You can read my full contribution to the debate below:
One characteristic of good education settings is that there are opportunities to be challenged. Education must be a place for open minds rather than narrow minds.
Speaking personally, I found that university was an opportunity to have my view of the world challenged. As a newly minted student, I joined the Durham Union Society, a venerable debating society that is known for bringing a very wide range of speakers in front of the student body. It gave me, and thousands of other students, a chance to hear from people on a range of issues, from nuclear power to environmentalism and various forms of human rights. It gave me a chance to hear from people whose views were simply beyond the range of anything I ever heard or learned about at my school in the south Wales valleys.
I heard from Dave Nellist, the inspiration for Private Eye’s Dave Spart of the loony left, who set out a very robust defence of his view of socialism, something I had never heard or learned about in my life. I heard Peter Tatchell set out a robust defence of direct action in pursuit of his campaign about gay rights. More importantly, I heard him articulate, in a way that many, like me, will have heard for the first time at university, the long history of injustice and prejudice that needed to be addressed. We then heard and saw his commitment to that action in opposition to the appointment of a Bishop of Durham whom he regarded as having been a hypocrite on that issue.
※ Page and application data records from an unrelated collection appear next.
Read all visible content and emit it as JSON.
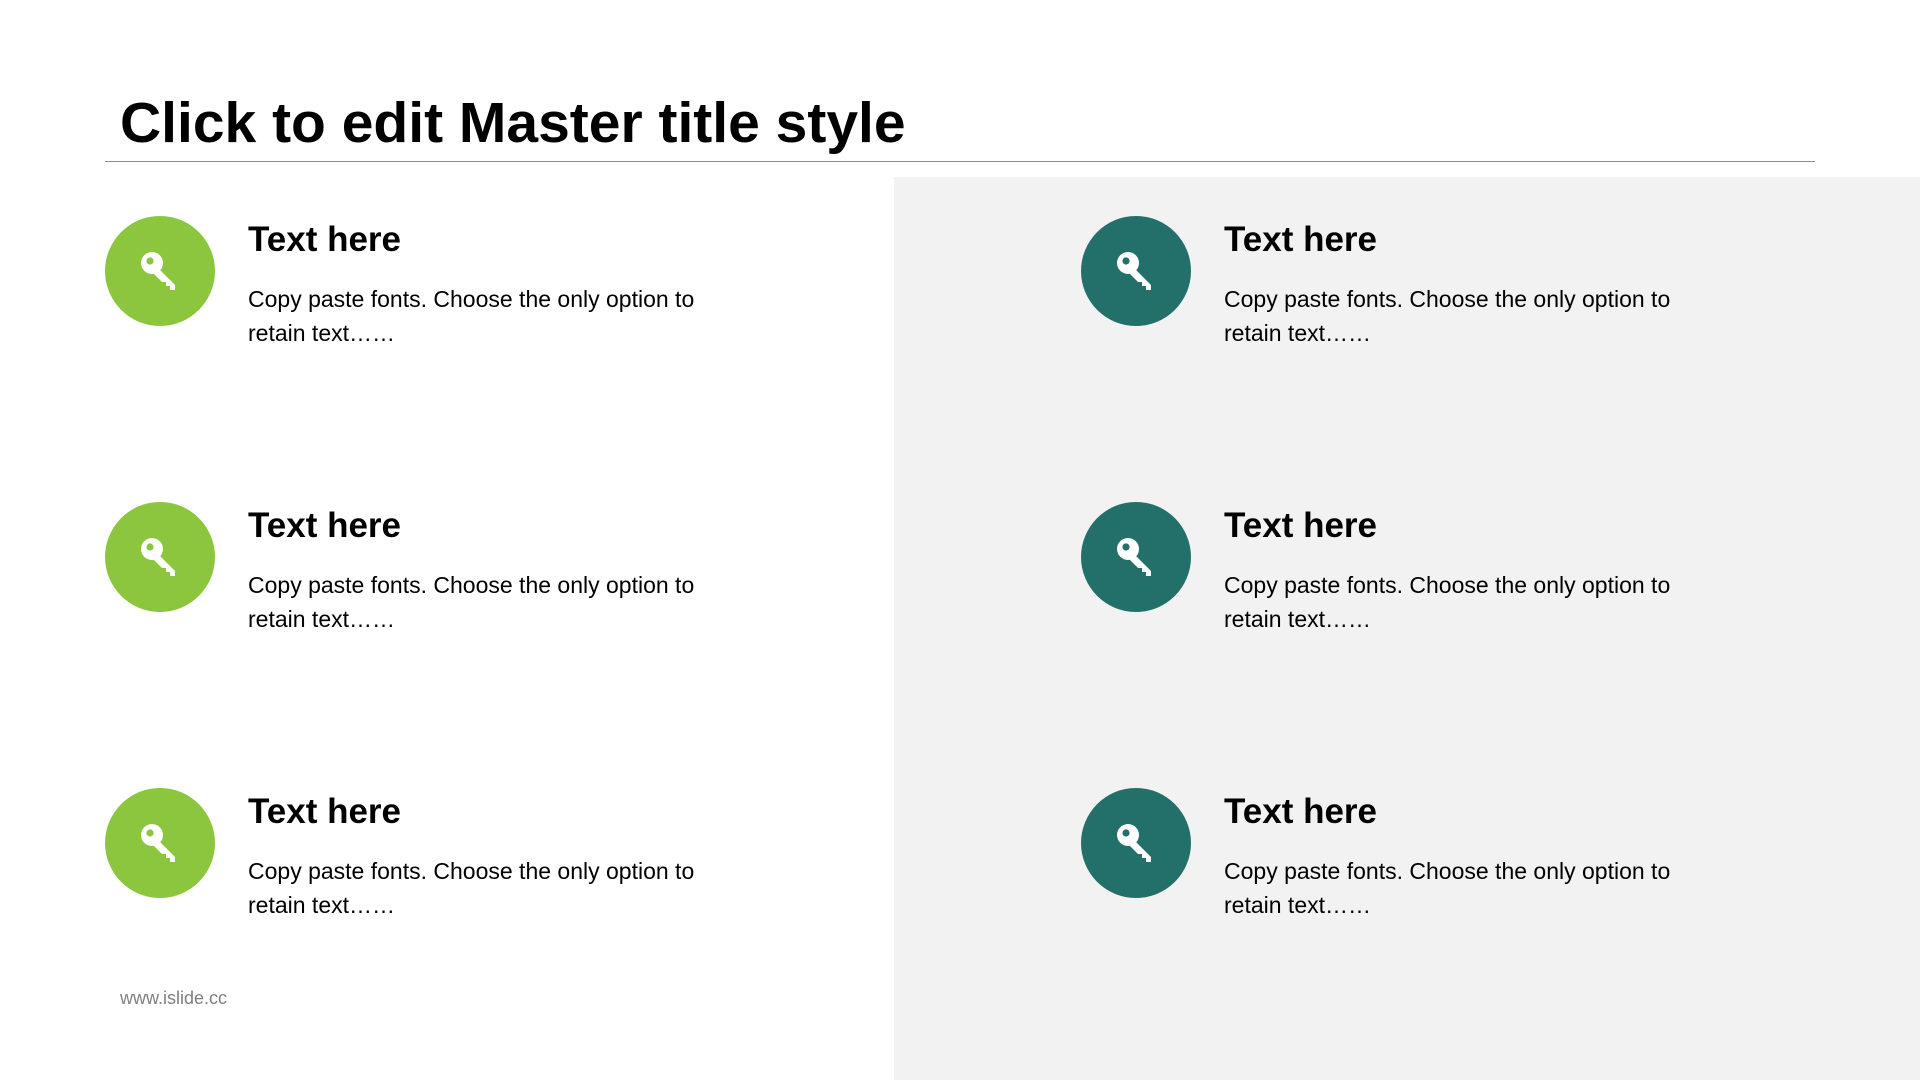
{
  "slide": {
    "title": "Click to edit Master title style",
    "footer": "www.islide.cc",
    "colors": {
      "accent_left": "#8cc63f",
      "accent_right": "#23706a",
      "panel_background": "#f2f2f2",
      "rule": "#8c8c8c"
    },
    "items": [
      {
        "heading": "Text here",
        "body": "Copy paste fonts. Choose the only option to retain text……",
        "icon": "key-icon"
      },
      {
        "heading": "Text here",
        "body": "Copy paste fonts. Choose the only option to retain text……",
        "icon": "key-icon"
      },
      {
        "heading": "Text here",
        "body": "Copy paste fonts. Choose the only option to retain text……",
        "icon": "key-icon"
      },
      {
        "heading": "Text here",
        "body": "Copy paste fonts. Choose the only option to retain text……",
        "icon": "key-icon"
      },
      {
        "heading": "Text here",
        "body": "Copy paste fonts. Choose the only option to retain text……",
        "icon": "key-icon"
      },
      {
        "heading": "Text here",
        "body": "Copy paste fonts. Choose the only option to retain text……",
        "icon": "key-icon"
      }
    ]
  }
}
I had the opportunity to encounter speakers representing organisations as diverse as the Monday Club on the extreme right and the British Communist party on the extreme left, and every point in between. I strongly believe that I am in good company, in that that diverse range of challenges to what I had learned and what I perceived about the world helped me to become, as I believe I am, a more socially liberal and a more enlightened person. It certainly developed my interest in and my commitment to politics.
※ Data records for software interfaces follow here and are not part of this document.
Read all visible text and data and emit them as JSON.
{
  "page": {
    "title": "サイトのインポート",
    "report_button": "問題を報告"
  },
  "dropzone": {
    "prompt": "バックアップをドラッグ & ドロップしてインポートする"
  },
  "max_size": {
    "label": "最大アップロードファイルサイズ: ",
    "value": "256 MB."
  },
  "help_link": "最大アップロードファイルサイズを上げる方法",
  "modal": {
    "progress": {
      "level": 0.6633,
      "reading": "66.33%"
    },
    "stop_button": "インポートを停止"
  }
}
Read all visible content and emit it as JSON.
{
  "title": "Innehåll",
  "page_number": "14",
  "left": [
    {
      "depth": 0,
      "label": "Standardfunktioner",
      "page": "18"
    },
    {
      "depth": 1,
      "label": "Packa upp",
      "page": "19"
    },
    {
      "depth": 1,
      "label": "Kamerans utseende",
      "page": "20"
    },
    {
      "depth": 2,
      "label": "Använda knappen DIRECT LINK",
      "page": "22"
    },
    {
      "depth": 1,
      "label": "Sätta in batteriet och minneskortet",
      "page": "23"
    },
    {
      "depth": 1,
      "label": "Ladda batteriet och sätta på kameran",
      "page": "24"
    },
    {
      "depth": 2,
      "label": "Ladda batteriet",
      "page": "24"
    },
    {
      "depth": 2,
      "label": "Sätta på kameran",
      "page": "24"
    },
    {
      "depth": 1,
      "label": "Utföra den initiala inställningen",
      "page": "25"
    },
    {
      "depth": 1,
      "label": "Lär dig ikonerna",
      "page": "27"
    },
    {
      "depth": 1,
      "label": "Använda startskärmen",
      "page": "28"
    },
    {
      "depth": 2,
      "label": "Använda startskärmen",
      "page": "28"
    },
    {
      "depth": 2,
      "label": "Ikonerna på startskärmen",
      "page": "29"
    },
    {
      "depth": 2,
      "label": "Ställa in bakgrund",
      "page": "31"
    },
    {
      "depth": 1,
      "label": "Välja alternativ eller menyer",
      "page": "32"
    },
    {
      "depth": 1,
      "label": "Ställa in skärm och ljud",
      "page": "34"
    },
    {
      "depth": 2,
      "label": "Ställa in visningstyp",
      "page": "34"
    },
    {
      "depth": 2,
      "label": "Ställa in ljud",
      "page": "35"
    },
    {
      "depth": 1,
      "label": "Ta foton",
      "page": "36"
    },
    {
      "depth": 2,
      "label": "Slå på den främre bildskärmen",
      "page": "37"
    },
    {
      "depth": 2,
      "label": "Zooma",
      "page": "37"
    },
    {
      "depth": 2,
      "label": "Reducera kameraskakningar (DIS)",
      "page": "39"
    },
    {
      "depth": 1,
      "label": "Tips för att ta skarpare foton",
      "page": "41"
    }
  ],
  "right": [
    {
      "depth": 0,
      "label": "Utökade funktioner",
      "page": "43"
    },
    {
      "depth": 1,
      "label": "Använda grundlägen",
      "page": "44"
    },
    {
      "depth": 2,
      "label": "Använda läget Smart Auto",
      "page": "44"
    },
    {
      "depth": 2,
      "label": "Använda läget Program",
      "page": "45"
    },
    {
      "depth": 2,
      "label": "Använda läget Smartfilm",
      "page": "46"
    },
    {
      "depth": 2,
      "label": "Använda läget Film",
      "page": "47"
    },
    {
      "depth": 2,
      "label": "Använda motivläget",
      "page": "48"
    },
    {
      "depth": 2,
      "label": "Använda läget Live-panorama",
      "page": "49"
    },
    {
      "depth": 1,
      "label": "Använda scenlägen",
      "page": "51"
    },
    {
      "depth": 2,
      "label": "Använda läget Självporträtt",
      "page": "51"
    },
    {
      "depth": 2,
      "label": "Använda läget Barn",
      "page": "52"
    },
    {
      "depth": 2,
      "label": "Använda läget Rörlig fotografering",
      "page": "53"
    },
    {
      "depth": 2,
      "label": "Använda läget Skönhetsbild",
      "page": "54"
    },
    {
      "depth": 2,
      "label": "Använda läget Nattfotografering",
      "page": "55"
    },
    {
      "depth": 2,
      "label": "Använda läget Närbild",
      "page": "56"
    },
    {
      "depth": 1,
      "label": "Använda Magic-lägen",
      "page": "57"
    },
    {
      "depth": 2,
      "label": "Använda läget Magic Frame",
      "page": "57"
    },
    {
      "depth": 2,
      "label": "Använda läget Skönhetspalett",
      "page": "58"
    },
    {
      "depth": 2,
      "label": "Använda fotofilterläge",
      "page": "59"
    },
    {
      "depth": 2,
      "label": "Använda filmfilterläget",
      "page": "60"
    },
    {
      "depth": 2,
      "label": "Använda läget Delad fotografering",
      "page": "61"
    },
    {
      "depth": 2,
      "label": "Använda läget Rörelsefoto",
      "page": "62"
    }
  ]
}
It is clear from the engagement that I have had with constituents who are students, who are part of the academic life of many of our university campuses across the country, that there is a serious, well-founded and genuine concern that the actions of some in our university system have had a chilling effect on their ability to speak freely, to ensure that future generations of students are able to enjoy the benefit of having their prejudices and views challenged, on whichever side of the spectrum.
While I strongly welcome the fact that we will continue to have, completely unaffected by this Bill, very robust laws that tackle hate speech in all its forms and that deal with the many prejudices that we have as a society decided are unacceptable, as well as enshrined protections for people in the Equality Act 2010, through the Bill we will also have measures in place to ensure that the freedom of speech of our academics and our students and the ability of future generations to be challenged and to develop their thinking—in a way that is fundamentally important and that we see going on every day in our House of Commons and our parliamentary democracy—are preserved for future generations.
Through the Bill, we will not see a narrowing of the thinking or a narrowing of the debate in our universities, but we will ensure that they remain what they have been for generations: a place where open minds can thrive and prejudices can be challenged and where we can develop our thinking as a society in a way that then contributes to our national life. For all those reasons, it seems to me that this proposal from the Government is a sensible step. We need to demonstrate to academics and students who have these concerns that we take them seriously. If we are to be the bastion of democracy that we wish to be, we have to ensure that free speech can happen in our universities and in every other part of our education system as well. That is why I strongly support this legislation from the Government.
I hope that the Bill will bring about the great benefit of demonstrating that the United Kingdom is not just genuinely committed to tackling those who would peddle hate and prejudice in our universities and other education settings, but determined to be a place where open minds, debate and free speech can thrive for the long-term benefit of our democracy.